I have had the honor over the past little while, of working with some amazing people. I met Dr Beatrix Nutz at textile conferences in Europe. She spoke about textile finds from the 15th century in a castle in Tyrol ... textiles containing sprang. I have since derived the patterns from these pieces. Recently she published the work. The article is titled Enigmatic Beauty _ Headwear of Lengberg Castle, and has been published on academia.edu.
Another project was the work I did with the German Archaeology Institute in Berlin. They were working to reconstruct clothing from a burial site in the NorthWest of China dating back 3000 years, that is 1000BC. The individual was wearing the oldest known pair of pants. My role was to recreate the belt, and several straps. The work of the project is now a 45 minute video titled Die Erfingung der Hose (The discovery of pants). Yes, the original language is German, but you can select the English soundtrack for the video. It is both entertaining and informative. You can order the book-and-DVD from Amazon.
I set out to make a new sprang top. In the past I'd say the choices are a V-neck, a boat-neck, or you cut out a hole for the neck. Last spring I made a shirt comprised of ten separate pieces of sprang. I was using 'estate yarn' (yarn of an unknown age and unknown fibre content).
While I like the shirt, some of the threads are shattering ... the shirt is not standing up to wear. So I need another one. I purchased new yarn, nine skeins of Berroco Mixer, and made up nine pieces for this new shirt.
Although it might seem overwhelming to set out to make nine pieces, it's no worse than knitting a sweater. I made a center-front piece and a center-back piece. These pieces start at neckline and hem, and work to a place somewhere near the waist. There are two pieces that go over the shoulder, working from hem to hem, and meeting at the shoulder. I also made two pieces, one to go under each armpit ... worked from armpit and hem towards the waist. These pieces were all flat warp.
There are three circular warp pieces, two sleeves and a collar.
Assembled together, they make a shirt.

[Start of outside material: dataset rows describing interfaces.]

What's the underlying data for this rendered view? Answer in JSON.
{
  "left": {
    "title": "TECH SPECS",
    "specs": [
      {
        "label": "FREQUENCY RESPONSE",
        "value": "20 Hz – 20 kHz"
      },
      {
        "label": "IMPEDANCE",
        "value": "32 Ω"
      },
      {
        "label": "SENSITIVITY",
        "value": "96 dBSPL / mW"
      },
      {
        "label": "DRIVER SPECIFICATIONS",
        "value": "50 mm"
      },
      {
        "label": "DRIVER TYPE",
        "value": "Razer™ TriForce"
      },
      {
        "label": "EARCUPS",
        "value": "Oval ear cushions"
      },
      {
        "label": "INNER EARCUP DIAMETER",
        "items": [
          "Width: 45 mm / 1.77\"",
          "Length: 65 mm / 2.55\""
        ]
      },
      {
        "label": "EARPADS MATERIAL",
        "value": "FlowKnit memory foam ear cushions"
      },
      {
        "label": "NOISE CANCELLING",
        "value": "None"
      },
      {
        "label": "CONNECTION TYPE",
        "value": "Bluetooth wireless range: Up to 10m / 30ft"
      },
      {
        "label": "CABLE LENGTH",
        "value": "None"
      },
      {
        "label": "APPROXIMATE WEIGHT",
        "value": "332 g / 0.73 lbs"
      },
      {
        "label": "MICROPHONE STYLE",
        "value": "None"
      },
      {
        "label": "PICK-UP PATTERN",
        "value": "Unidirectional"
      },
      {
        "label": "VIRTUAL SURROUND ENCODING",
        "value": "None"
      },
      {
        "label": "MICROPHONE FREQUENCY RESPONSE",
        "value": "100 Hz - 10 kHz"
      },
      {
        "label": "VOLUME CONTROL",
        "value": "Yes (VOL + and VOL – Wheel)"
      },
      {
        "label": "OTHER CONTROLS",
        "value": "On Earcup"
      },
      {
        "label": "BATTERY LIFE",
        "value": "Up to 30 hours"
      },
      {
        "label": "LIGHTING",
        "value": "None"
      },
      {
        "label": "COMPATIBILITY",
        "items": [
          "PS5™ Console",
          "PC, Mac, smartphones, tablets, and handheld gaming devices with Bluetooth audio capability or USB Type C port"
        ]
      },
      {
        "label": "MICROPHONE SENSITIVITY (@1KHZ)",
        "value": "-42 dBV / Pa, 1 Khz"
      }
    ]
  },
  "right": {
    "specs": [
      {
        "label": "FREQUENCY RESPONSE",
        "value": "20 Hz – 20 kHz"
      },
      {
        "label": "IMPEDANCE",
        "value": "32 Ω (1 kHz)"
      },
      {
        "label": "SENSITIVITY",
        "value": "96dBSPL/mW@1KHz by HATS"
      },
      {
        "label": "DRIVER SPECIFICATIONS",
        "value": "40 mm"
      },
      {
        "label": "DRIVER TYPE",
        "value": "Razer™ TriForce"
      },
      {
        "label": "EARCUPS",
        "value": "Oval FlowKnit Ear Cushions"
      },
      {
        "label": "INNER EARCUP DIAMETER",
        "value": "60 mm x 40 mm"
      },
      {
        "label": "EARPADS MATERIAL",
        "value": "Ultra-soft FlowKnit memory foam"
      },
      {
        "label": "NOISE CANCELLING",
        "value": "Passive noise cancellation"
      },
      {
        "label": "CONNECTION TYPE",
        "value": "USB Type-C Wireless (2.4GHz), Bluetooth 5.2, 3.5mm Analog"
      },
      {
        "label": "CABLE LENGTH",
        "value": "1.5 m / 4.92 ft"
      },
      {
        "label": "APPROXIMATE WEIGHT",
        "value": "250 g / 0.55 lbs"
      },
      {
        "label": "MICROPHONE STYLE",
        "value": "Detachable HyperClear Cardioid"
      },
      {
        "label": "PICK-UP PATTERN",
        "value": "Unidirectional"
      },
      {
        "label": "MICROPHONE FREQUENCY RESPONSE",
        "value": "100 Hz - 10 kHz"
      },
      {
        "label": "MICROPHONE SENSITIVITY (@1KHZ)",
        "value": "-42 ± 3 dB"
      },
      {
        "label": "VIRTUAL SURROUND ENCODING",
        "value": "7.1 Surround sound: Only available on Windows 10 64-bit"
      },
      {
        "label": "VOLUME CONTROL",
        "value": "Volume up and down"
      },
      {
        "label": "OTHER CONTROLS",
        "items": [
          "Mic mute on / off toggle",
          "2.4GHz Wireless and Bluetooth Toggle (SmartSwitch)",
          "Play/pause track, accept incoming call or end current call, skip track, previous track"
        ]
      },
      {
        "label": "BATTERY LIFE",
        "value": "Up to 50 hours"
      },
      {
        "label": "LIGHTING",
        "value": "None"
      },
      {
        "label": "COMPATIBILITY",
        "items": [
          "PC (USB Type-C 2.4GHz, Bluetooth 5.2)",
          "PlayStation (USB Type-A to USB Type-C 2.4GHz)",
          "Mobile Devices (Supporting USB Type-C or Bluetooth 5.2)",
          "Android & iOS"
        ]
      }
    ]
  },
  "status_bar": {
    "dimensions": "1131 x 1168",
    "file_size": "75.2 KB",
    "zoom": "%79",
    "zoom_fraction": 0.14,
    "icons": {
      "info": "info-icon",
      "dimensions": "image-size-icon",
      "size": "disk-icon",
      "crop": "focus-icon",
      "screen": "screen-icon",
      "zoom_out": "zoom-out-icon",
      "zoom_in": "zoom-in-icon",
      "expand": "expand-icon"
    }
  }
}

The basic stitch is a 2-2 twill, it has a comfortable amount of stretch. The Berroco is a mix of cotton, polyester, viscose and nylon, so I'm hoping it will stand up to washing and wearing.
No need to hem this material. The pieces have selvedges all around.